Stored data:
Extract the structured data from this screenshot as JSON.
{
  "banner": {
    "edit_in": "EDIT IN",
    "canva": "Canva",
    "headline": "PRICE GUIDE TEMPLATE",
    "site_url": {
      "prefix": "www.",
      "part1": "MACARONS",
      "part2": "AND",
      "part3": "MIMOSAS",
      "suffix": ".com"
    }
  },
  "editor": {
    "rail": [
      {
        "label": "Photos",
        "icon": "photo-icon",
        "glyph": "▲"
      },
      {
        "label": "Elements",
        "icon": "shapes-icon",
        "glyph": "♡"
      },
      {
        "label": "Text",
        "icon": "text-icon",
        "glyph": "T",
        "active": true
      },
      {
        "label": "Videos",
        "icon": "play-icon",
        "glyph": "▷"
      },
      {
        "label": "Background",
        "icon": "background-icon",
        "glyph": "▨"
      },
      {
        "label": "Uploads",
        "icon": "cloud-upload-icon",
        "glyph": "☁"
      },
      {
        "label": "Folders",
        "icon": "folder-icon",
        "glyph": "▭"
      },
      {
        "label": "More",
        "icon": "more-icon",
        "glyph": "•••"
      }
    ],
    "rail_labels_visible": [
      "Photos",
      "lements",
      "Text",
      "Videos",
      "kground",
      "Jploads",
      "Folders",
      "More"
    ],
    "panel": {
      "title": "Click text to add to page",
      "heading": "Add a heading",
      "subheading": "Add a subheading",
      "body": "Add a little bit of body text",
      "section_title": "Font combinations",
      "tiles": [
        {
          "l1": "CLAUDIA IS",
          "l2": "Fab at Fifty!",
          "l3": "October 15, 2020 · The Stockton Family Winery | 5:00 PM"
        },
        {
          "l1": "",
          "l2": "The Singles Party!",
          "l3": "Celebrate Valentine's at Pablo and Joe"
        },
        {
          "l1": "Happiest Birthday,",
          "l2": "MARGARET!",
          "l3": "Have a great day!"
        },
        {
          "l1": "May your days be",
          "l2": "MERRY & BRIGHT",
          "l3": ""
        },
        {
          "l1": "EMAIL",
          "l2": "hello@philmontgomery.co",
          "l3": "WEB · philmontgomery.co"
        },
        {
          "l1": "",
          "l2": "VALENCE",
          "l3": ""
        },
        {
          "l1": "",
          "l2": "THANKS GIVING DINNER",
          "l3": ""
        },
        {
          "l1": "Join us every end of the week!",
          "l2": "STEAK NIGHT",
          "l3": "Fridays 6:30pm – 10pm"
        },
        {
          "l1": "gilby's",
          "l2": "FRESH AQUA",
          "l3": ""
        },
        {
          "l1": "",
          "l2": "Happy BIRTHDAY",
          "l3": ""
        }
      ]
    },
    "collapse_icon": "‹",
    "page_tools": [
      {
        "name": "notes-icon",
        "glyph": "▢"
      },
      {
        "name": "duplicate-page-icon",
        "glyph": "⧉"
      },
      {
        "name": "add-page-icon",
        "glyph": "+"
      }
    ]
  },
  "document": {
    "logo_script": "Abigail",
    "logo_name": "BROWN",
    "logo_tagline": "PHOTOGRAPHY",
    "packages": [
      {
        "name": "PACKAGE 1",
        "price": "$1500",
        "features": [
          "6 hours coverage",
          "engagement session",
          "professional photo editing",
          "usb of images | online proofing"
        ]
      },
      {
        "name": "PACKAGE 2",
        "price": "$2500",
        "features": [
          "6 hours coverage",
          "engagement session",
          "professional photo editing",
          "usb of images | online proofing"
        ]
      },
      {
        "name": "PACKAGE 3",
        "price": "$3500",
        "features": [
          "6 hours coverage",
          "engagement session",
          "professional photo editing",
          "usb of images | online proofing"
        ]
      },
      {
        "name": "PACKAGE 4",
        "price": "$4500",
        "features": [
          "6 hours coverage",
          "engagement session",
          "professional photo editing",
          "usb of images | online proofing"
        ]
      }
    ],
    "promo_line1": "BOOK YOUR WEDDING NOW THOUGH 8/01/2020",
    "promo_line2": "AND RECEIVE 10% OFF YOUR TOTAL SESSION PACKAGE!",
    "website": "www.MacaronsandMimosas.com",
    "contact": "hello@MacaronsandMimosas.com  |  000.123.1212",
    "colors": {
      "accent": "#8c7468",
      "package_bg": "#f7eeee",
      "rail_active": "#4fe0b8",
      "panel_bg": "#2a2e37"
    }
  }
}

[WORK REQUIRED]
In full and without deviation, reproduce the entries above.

[EXERCISE RESULT]
Extract the structured data from this screenshot as JSON.
{
  "banner": {
    "edit_in": "EDIT IN",
    "canva": "Canva",
    "headline": "PRICE GUIDE TEMPLATE",
    "site_url": {
      "prefix": "www.",
      "part1": "MACARONS",
      "part2": "AND",
      "part3": "MIMOSAS",
      "suffix": ".com"
    }
  },
  "editor": {
    "rail": [
      {
        "label": "Photos",
        "icon": "photo-icon",
        "glyph": "▲"
      },
      {
        "label": "Elements",
        "icon": "shapes-icon",
        "glyph": "♡"
      },
      {
        "label": "Text",
        "icon": "text-icon",
        "glyph": "T",
        "active": true
      },
      {
        "label": "Videos",
        "icon": "play-icon",
        "glyph": "▷"
      },
      {
        "label": "Background",
        "icon": "background-icon",
        "glyph": "▨"
      },
      {
        "label": "Uploads",
        "icon": "cloud-upload-icon",
        "glyph": "☁"
      },
      {
        "label": "Folders",
        "icon": "folder-icon",
        "glyph": "▭"
      },
      {
        "label": "More",
        "icon": "more-icon",
        "glyph": "•••"
      }
    ],
    "rail_labels_visible": [
      "Photos",
      "lements",
      "Text",
      "Videos",
      "kground",
      "Jploads",
      "Folders",
      "More"
    ],
    "panel": {
      "title": "Click text to add to page",
      "heading": "Add a heading",
      "subheading": "Add a subheading",
      "body": "Add a little bit of body text",
      "section_title": "Font combinations",
      "tiles": [
        {
          "l1": "CLAUDIA IS",
          "l2": "Fab at Fifty!",
          "l3": "October 15, 2020 · The Stockton Family Winery | 5:00 PM"
        },
        {
          "l1": "",
          "l2": "The Singles Party!",
          "l3": "Celebrate Valentine's at Pablo and Joe"
        },
        {
          "l1": "Happiest Birthday,",
          "l2": "MARGARET!",
          "l3": "Have a great day!"
        },
        {
          "l1": "May your days be",
          "l2": "MERRY & BRIGHT",
          "l3": ""
        },
        {
          "l1": "EMAIL",
          "l2": "hello@philmontgomery.co",
          "l3": "WEB · philmontgomery.co"
        },
        {
          "l1": "",
          "l2": "VALENCE",
          "l3": ""
        },
        {
          "l1": "",
          "l2": "THANKS GIVING DINNER",
          "l3": ""
        },
        {
          "l1": "Join us every end of the week!",
          "l2": "STEAK NIGHT",
          "l3": "Fridays 6:30pm – 10pm"
        },
        {
          "l1": "gilby's",
          "l2": "FRESH AQUA",
          "l3": ""
        },
        {
          "l1": "",
          "l2": "Happy BIRTHDAY",
          "l3": ""
        }
      ]
    },
    "collapse_icon": "‹",
    "page_tools": [
      {
        "name": "notes-icon",
        "glyph": "▢"
      },
      {
        "name": "duplicate-page-icon",
        "glyph": "⧉"
      },
      {
        "name": "add-page-icon",
        "glyph": "+"
      }
    ]
  },
  "document": {
    "logo_script": "Abigail",
    "logo_name": "BROWN",
    "logo_tagline": "PHOTOGRAPHY",
    "packages": [
      {
        "name": "PACKAGE 1",
        "price": "$1500",
        "features": [
          "6 hours coverage",
          "engagement session",
          "professional photo editing",
          "usb of images | online proofing"
        ]
      },
      {
        "name": "PACKAGE 2",
        "price": "$2500",
        "features": [
          "6 hours coverage",
          "engagement session",
          "professional photo editing",
          "usb of images | online proofing"
        ]
      },
      {
        "name": "PACKAGE 3",
        "price": "$3500",
        "features": [
          "6 hours coverage",
          "engagement session",
          "professional photo editing",
          "usb of images | online proofing"
        ]
      },
      {
        "name": "PACKAGE 4",
        "price": "$4500",
        "features": [
          "6 hours coverage",
          "engagement session",
          "professional photo editing",
          "usb of images | online proofing"
        ]
      }
    ],
    "promo_line1": "BOOK YOUR WEDDING NOW THOUGH 8/01/2020",
    "promo_line2": "AND RECEIVE 10% OFF YOUR TOTAL SESSION PACKAGE!",
    "website": "www.MacaronsandMimosas.com",
    "contact": "hello@MacaronsandMimosas.com  |  000.123.1212",
    "colors": {
      "accent": "#8c7468",
      "package_bg": "#f7eeee",
      "rail_active": "#4fe0b8",
      "panel_bg": "#2a2e37"
    }
  }
}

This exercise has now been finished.